Records contained in a dataset
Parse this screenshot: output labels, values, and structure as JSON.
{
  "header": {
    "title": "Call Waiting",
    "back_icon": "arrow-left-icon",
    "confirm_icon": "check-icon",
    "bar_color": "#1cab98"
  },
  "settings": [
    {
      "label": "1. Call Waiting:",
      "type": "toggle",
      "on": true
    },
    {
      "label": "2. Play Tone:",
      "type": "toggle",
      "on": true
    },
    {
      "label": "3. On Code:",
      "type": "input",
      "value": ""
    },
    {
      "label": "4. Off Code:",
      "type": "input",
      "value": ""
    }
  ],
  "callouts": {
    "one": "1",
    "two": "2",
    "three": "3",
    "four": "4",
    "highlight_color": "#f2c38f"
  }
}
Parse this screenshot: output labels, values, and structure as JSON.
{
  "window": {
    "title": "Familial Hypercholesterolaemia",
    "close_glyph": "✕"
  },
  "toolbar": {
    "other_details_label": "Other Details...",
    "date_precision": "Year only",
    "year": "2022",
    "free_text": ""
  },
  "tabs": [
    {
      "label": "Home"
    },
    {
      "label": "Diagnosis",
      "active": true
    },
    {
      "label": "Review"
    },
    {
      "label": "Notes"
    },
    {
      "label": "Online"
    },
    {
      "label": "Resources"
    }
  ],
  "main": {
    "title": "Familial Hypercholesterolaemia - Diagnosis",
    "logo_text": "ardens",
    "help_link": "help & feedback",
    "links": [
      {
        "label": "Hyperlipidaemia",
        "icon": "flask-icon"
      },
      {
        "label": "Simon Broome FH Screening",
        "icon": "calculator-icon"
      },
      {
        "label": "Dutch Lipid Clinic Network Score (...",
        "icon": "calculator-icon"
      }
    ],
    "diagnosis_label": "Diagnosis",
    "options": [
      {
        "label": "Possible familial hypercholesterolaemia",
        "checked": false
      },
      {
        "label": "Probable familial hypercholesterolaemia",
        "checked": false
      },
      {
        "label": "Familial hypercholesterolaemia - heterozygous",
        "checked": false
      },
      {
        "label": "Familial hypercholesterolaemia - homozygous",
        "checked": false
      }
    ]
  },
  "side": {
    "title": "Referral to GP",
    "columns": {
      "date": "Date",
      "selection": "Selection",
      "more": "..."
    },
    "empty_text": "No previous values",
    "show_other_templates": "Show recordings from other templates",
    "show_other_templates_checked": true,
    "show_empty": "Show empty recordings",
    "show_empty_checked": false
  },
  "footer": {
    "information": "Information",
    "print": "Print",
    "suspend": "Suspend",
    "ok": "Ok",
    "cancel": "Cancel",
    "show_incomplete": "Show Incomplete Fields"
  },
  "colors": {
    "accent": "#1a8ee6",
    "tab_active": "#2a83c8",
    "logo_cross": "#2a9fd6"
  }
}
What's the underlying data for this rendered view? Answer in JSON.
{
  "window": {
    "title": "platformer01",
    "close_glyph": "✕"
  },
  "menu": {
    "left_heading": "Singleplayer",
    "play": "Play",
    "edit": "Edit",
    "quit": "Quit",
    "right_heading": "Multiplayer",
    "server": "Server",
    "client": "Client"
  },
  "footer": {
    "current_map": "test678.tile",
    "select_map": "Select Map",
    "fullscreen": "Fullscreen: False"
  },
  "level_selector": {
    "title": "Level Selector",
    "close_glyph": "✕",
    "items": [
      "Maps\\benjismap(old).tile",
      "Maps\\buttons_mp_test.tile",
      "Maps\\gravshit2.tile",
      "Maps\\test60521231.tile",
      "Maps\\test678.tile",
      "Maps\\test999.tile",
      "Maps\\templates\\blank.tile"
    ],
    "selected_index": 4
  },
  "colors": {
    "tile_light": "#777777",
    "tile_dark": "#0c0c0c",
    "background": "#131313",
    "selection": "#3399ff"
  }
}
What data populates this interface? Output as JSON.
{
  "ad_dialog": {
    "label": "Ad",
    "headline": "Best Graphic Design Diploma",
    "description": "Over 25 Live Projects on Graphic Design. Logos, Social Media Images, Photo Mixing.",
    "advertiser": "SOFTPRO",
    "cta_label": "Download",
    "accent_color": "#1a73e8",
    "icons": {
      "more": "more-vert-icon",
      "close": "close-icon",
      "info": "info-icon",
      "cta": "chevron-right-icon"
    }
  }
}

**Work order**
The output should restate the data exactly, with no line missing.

**Solution to this exercise**
Parse this screenshot: output labels, values, and structure as JSON.
{
  "header": {
    "title": "Call Waiting",
    "back_icon": "arrow-left-icon",
    "confirm_icon": "check-icon",
    "bar_color": "#1cab98"
  },
  "settings": [
    {
      "label": "1. Call Waiting:",
      "type": "toggle",
      "on": true
    },
    {
      "label": "2. Play Tone:",
      "type": "toggle",
      "on": true
    },
    {
      "label": "3. On Code:",
      "type": "input",
      "value": ""
    },
    {
      "label": "4. Off Code:",
      "type": "input",
      "value": ""
    }
  ],
  "callouts": {
    "one": "1",
    "two": "2",
    "three": "3",
    "four": "4",
    "highlight_color": "#f2c38f"
  }
}
Parse this screenshot: output labels, values, and structure as JSON.
{
  "window": {
    "title": "Familial Hypercholesterolaemia",
    "close_glyph": "✕"
  },
  "toolbar": {
    "other_details_label": "Other Details...",
    "date_precision": "Year only",
    "year": "2022",
    "free_text": ""
  },
  "tabs": [
    {
      "label": "Home"
    },
    {
      "label": "Diagnosis",
      "active": true
    },
    {
      "label": "Review"
    },
    {
      "label": "Notes"
    },
    {
      "label": "Online"
    },
    {
      "label": "Resources"
    }
  ],
  "main": {
    "title": "Familial Hypercholesterolaemia - Diagnosis",
    "logo_text": "ardens",
    "help_link": "help & feedback",
    "links": [
      {
        "label": "Hyperlipidaemia",
        "icon": "flask-icon"
      },
      {
        "label": "Simon Broome FH Screening",
        "icon": "calculator-icon"
      },
      {
        "label": "Dutch Lipid Clinic Network Score (...",
        "icon": "calculator-icon"
      }
    ],
    "diagnosis_label": "Diagnosis",
    "options": [
      {
        "label": "Possible familial hypercholesterolaemia",
        "checked": false
      },
      {
        "label": "Probable familial hypercholesterolaemia",
        "checked": false
      },
      {
        "label": "Familial hypercholesterolaemia - heterozygous",
        "checked": false
      },
      {
        "label": "Familial hypercholesterolaemia - homozygous",
        "checked": false
      }
    ]
  },
  "side": {
    "title": "Referral to GP",
    "columns": {
      "date": "Date",
      "selection": "Selection",
      "more": "..."
    },
    "empty_text": "No previous values",
    "show_other_templates": "Show recordings from other templates",
    "show_other_templates_checked": true,
    "show_empty": "Show empty recordings",
    "show_empty_checked": false
  },
  "footer": {
    "information": "Information",
    "print": "Print",
    "suspend": "Suspend",
    "ok": "Ok",
    "cancel": "Cancel",
    "show_incomplete": "Show Incomplete Fields"
  },
  "colors": {
    "accent": "#1a8ee6",
    "tab_active": "#2a83c8",
    "logo_cross": "#2a9fd6"
  }
}
What's the underlying data for this rendered view? Answer in JSON.
{
  "window": {
    "title": "platformer01",
    "close_glyph": "✕"
  },
  "menu": {
    "left_heading": "Singleplayer",
    "play": "Play",
    "edit": "Edit",
    "quit": "Quit",
    "right_heading": "Multiplayer",
    "server": "Server",
    "client": "Client"
  },
  "footer": {
    "current_map": "test678.tile",
    "select_map": "Select Map",
    "fullscreen": "Fullscreen: False"
  },
  "level_selector": {
    "title": "Level Selector",
    "close_glyph": "✕",
    "items": [
      "Maps\\benjismap(old).tile",
      "Maps\\buttons_mp_test.tile",
      "Maps\\gravshit2.tile",
      "Maps\\test60521231.tile",
      "Maps\\test678.tile",
      "Maps\\test999.tile",
      "Maps\\templates\\blank.tile"
    ],
    "selected_index": 4
  },
  "colors": {
    "tile_light": "#777777",
    "tile_dark": "#0c0c0c",
    "background": "#131313",
    "selection": "#3399ff"
  }
}
What data populates this interface? Output as JSON.
{
  "ad_dialog": {
    "label": "Ad",
    "headline": "Best Graphic Design Diploma",
    "description": "Over 25 Live Projects on Graphic Design. Logos, Social Media Images, Photo Mixing.",
    "advertiser": "SOFTPRO",
    "cta_label": "Download",
    "accent_color": "#1a73e8",
    "icons": {
      "more": "more-vert-icon",
      "close": "close-icon",
      "info": "info-icon",
      "cta": "chevron-right-icon"
    }
  }
}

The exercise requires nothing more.